**Assignment:**
Restate every entry verbatim; drop the pictures.

**Dataset records:**
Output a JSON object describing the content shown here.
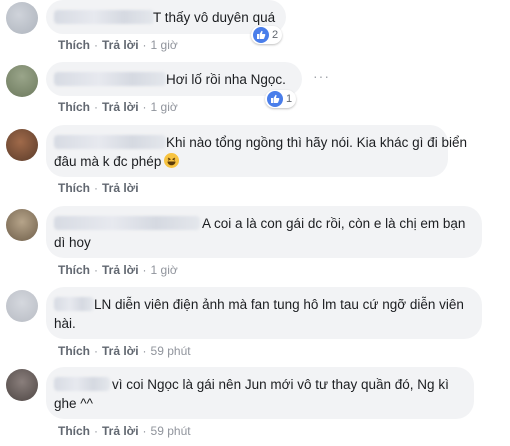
{
  "action_like": "Thích",
  "action_reply": "Trả lời",
  "separator": "·",
  "comments": [
    {
      "text_lines": [
        "T thấy vô duyên quá"
      ],
      "time": "1 giờ",
      "reactions": "2"
    },
    {
      "text_lines": [
        "Hơi lố rồi nha Ngọc."
      ],
      "time": "1 giờ",
      "reactions": "1"
    },
    {
      "text_lines": [
        "Khi nào tổng ngồng thì hãy nói. Kia khác gì đi biển",
        "đâu mà k đc phép"
      ],
      "time": "",
      "emoji": "grinning-squint-face"
    },
    {
      "text_lines": [
        "A coi a là con gái dc rồi, còn e là chị em bạn",
        "dì hoy"
      ],
      "time": "1 giờ"
    },
    {
      "text_lines": [
        "LN diễn viên điện ảnh mà fan tung hô lm tau cứ ngỡ diễn viên",
        "hài."
      ],
      "time": "59 phút"
    },
    {
      "text_lines": [
        "vì coi Ngọc là gái nên Jun mới vô tư thay quần đó, Ng kì",
        "ghe ^^"
      ],
      "time": "59 phút"
    }
  ],
  "more_icon": "more-horizontal-icon",
  "colors": {
    "bubble": "#f2f3f5",
    "like_blue": "#4a7eea",
    "action_gray": "#616770"
  }
}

**Result of the exercise:**
Output a JSON object describing the content shown here.
{
  "action_like": "Thích",
  "action_reply": "Trả lời",
  "separator": "·",
  "comments": [
    {
      "text_lines": [
        "T thấy vô duyên quá"
      ],
      "time": "1 giờ",
      "reactions": "2"
    },
    {
      "text_lines": [
        "Hơi lố rồi nha Ngọc."
      ],
      "time": "1 giờ",
      "reactions": "1"
    },
    {
      "text_lines": [
        "Khi nào tổng ngồng thì hãy nói. Kia khác gì đi biển",
        "đâu mà k đc phép"
      ],
      "time": "",
      "emoji": "grinning-squint-face"
    },
    {
      "text_lines": [
        "A coi a là con gái dc rồi, còn e là chị em bạn",
        "dì hoy"
      ],
      "time": "1 giờ"
    },
    {
      "text_lines": [
        "LN diễn viên điện ảnh mà fan tung hô lm tau cứ ngỡ diễn viên",
        "hài."
      ],
      "time": "59 phút"
    },
    {
      "text_lines": [
        "vì coi Ngọc là gái nên Jun mới vô tư thay quần đó, Ng kì",
        "ghe ^^"
      ],
      "time": "59 phút"
    }
  ],
  "more_icon": "more-horizontal-icon",
  "colors": {
    "bubble": "#f2f3f5",
    "like_blue": "#4a7eea",
    "action_gray": "#616770"
  }
}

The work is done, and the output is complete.